Constable Nicole Short received hospital treatment after attending a call in Kirkcaldy in May 2015 which resulted in the death of Sheku Bayoh.
A statement from her was published as part of a ruling by Lord Woolman who said the Scottish Police Authority (SPA) should re-consider applications from Ms Short and her colleague Alan Paton to retire on medical grounds.
Mr Bayoh, a 31-year-old father-of-two, died after being restrained by police officers using batons and incapacitant spray while responding to a call about a man with a knife.
Traces of alpha-PVP – an illegal substance also known as “flakka” which has been linked to bizarre behaviour – was found in his body after he died.
A Fatal Accident Inquiry or public inquiry is expected to be held if the Crown Office decides against criminal prosecutions.
In her sworn statement, which has not been tested by cross-examination, Ms Short, who has been on sick leave since the incident, said: “Mr Bayoh appeared to be on a mission from the manner in which he was walking. He appeared out of control and dangerous and given the reports of him chasing people with a knife as well as his demeanour and the way he didn’t react to the sprays, I felt that he could not be permitted to leave.
“I was terrified that he was going to kill a member of the public if he was allowed to leave the street, which is what he was trying to do.”
Ms Short said she did not see a knife, but believed Mr Bayoh had one on his person. She described him as being “like a zombie”. She said she felt “an enormous blow” to the back of the head and landed on the ground.
“I did not feel him hitting me again and I’m not sure that I was conscious, but I was later told that he stamped on me at least three times,” she said.
The SPA has so far deferred the applications for early retirement on health grounds arguing it would be against the public interest to allow them. But Lord Woolman said the SPA’s decision was “irrational”.
If the two police officers are allowed to retire, they would not be subject to misconduct proceedings.
Aamer Anwar, the lawyer for Mr Bayoh’s family, said: “Nicole Short talks of the fear of a murder taking place. The reality is that there was only one person that day who died – Sheku Bayoh. He was the only person whose body was covered from top to bottom in bruises, cuts and lacerations.”

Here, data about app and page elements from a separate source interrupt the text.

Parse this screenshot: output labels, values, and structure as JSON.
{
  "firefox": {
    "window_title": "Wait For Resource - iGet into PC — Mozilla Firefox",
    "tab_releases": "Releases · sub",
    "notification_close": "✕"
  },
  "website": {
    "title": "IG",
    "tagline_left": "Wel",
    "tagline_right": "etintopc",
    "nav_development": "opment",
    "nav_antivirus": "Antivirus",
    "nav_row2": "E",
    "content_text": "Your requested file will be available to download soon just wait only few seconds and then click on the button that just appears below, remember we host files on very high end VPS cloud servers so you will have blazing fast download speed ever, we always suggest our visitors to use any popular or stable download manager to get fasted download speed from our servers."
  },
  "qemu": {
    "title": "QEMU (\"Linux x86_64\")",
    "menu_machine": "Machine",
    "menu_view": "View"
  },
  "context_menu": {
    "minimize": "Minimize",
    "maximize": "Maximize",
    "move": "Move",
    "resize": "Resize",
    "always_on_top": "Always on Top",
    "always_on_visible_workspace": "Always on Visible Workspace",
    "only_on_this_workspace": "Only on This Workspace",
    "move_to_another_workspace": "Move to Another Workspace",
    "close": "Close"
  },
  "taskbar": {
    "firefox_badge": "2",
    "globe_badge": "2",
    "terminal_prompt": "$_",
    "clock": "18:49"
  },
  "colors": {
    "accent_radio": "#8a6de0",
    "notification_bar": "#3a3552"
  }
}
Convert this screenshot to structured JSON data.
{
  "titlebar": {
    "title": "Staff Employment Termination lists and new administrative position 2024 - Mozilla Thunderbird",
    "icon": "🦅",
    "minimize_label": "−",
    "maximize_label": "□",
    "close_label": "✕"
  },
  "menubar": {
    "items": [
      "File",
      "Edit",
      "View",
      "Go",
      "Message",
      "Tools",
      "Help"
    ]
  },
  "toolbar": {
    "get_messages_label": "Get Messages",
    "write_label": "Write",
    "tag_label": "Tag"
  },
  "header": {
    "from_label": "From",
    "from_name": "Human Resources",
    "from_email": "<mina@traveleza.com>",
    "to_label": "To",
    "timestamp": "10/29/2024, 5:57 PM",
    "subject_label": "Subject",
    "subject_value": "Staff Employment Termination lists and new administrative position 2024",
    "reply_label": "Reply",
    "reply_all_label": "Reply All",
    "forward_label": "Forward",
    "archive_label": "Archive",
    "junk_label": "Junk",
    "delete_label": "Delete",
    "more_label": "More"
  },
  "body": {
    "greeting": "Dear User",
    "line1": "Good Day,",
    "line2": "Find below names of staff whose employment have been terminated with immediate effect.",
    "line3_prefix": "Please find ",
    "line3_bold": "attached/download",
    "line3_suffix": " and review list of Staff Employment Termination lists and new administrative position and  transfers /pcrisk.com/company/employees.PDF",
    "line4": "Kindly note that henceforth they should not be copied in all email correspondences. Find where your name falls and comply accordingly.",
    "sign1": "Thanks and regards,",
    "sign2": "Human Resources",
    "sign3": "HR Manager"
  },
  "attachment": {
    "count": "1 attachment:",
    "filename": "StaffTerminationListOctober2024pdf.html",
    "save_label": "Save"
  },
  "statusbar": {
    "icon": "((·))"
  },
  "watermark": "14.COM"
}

David Kennedy, of the Scottish Police Federation, said: “We welcome the outcome of this judicial review which makes clear these officers suffered significant injury in the execution of their duties and qualify to retire on grounds of ill health. We hope that a decision is made soon by the Scottish Police Authority to allow this.”